_MATERIAL PROVIDED_.
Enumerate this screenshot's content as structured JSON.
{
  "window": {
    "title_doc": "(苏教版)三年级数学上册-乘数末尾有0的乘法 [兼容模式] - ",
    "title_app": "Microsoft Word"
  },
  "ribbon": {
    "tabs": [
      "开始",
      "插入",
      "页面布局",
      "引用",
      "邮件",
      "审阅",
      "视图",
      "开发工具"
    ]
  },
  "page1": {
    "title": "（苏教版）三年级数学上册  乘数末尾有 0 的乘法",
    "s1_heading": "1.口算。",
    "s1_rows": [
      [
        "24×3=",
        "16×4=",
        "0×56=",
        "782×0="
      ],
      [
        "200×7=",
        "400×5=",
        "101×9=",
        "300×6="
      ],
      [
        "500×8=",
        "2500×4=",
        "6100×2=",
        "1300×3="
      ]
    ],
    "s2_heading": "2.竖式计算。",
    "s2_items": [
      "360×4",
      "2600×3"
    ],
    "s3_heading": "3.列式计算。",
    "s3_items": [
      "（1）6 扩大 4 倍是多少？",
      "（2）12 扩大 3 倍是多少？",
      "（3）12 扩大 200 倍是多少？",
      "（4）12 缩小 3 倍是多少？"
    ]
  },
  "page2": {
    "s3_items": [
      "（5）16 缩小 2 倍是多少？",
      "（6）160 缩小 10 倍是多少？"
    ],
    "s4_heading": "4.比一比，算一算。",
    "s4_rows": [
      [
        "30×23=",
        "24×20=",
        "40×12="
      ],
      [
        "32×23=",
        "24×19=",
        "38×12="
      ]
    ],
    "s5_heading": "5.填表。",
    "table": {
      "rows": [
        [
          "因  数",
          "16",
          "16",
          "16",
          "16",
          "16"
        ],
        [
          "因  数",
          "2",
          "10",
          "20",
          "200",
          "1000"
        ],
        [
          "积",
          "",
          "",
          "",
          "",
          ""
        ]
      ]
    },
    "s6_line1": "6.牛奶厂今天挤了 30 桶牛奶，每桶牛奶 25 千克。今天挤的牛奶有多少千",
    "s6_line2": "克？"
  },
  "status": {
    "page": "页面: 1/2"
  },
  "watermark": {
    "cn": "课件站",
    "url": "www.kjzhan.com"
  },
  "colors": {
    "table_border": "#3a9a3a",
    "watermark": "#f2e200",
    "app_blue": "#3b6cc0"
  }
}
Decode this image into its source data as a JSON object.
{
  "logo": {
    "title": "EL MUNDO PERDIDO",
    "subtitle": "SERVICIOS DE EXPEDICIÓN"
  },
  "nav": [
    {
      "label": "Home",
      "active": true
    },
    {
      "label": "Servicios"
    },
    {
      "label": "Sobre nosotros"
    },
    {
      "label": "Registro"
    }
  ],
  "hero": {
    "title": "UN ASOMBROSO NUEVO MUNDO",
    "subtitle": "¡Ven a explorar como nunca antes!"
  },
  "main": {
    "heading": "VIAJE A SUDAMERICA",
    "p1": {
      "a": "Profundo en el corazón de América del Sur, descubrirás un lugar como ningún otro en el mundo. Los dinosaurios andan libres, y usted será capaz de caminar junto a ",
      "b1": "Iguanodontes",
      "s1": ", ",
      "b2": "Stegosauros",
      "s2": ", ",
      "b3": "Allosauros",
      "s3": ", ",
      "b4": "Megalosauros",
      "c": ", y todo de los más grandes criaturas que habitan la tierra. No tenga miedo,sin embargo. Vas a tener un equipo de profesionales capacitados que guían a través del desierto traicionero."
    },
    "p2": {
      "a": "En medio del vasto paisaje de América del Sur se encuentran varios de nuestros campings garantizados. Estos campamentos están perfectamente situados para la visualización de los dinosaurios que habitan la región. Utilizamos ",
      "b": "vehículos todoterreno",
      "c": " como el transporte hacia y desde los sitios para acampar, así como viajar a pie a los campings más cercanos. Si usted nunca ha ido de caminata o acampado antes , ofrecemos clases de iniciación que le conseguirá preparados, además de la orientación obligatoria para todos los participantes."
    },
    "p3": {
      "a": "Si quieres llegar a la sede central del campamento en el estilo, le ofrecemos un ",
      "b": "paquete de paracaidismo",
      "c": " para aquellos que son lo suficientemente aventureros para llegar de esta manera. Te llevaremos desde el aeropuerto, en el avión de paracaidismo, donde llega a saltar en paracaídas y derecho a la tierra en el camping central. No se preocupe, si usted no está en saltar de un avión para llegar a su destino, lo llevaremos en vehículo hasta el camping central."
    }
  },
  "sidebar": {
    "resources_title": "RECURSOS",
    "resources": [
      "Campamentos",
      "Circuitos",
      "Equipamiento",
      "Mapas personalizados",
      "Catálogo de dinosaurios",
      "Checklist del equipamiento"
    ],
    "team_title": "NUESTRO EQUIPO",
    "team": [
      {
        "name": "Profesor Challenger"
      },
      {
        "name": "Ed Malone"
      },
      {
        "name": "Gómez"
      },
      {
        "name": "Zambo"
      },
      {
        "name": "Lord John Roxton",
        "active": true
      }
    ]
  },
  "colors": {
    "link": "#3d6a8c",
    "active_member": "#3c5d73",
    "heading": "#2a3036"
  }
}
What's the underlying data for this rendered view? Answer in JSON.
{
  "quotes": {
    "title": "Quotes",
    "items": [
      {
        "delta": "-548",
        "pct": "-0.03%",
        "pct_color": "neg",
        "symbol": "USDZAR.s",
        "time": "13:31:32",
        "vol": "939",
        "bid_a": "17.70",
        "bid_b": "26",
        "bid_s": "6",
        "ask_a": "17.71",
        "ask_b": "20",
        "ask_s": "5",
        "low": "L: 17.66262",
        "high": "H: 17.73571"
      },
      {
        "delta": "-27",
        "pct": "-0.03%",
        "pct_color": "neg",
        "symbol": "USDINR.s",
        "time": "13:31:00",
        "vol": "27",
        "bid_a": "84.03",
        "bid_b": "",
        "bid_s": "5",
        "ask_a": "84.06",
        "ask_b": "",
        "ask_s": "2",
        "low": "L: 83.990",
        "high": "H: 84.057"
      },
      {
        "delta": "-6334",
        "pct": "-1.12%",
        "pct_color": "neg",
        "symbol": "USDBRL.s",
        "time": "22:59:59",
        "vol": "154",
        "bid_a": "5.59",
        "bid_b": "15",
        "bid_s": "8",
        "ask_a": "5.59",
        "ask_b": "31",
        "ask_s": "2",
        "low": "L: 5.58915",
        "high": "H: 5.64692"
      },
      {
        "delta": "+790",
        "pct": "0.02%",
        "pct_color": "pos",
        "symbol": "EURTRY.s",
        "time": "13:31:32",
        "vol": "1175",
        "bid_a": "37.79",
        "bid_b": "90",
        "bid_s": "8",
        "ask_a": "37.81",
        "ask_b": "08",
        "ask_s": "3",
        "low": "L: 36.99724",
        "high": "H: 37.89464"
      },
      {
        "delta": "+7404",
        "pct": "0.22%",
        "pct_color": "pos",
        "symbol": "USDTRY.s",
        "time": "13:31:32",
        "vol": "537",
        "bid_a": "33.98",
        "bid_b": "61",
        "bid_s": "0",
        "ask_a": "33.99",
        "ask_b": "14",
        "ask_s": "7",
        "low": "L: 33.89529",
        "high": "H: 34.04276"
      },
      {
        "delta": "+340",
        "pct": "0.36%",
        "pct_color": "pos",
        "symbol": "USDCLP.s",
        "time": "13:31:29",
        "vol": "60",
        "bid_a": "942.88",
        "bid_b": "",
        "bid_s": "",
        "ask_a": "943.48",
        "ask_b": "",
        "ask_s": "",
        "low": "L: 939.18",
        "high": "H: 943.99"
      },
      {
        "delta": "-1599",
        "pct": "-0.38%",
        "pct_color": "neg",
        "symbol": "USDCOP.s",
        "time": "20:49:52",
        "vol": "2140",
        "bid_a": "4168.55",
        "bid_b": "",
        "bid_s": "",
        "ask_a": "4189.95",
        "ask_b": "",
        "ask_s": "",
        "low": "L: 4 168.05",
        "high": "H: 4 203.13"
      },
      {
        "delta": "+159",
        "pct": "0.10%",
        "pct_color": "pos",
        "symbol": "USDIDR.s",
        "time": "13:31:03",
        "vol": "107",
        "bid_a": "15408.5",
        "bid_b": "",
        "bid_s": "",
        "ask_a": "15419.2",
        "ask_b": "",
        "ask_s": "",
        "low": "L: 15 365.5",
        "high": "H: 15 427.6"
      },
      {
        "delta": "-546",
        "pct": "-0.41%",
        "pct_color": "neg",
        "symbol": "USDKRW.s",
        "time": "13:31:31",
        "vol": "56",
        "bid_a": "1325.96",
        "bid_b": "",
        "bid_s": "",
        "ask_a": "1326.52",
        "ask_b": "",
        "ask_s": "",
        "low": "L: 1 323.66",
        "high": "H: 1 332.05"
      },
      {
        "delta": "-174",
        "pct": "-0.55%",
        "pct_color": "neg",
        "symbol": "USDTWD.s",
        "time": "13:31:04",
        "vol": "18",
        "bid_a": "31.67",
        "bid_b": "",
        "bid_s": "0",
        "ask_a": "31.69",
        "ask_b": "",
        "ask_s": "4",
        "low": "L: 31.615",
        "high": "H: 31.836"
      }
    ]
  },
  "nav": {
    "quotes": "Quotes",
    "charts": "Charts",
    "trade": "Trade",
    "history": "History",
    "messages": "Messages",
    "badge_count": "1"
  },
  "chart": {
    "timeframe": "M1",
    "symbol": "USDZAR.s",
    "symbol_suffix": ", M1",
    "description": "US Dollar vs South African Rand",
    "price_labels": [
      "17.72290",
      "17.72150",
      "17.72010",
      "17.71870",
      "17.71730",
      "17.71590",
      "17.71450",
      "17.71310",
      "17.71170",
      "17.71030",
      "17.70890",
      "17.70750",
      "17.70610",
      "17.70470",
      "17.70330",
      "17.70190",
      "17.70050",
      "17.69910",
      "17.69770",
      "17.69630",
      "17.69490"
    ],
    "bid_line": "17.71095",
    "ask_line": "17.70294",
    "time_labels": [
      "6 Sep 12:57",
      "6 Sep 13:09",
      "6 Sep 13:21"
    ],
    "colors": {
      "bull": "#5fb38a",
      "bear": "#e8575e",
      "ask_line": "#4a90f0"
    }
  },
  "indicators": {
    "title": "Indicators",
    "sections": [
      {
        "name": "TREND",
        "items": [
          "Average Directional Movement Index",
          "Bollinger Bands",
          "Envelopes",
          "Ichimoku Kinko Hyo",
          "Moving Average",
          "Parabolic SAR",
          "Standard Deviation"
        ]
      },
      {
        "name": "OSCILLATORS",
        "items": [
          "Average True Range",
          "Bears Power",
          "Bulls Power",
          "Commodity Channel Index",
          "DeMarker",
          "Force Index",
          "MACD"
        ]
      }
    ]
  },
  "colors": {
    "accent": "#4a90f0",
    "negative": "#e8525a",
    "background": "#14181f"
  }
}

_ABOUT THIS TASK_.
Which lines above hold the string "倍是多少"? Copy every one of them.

_SOLUTION_.
      "（1）6 扩大 4 倍是多少？",
      "（2）12 扩大 3 倍是多少？",
      "（3）12 扩大 200 倍是多少？",
      "（4）12 缩小 3 倍是多少？"
      "（5）16 缩小 2 倍是多少？",
      "（6）160 缩小 10 倍是多少？"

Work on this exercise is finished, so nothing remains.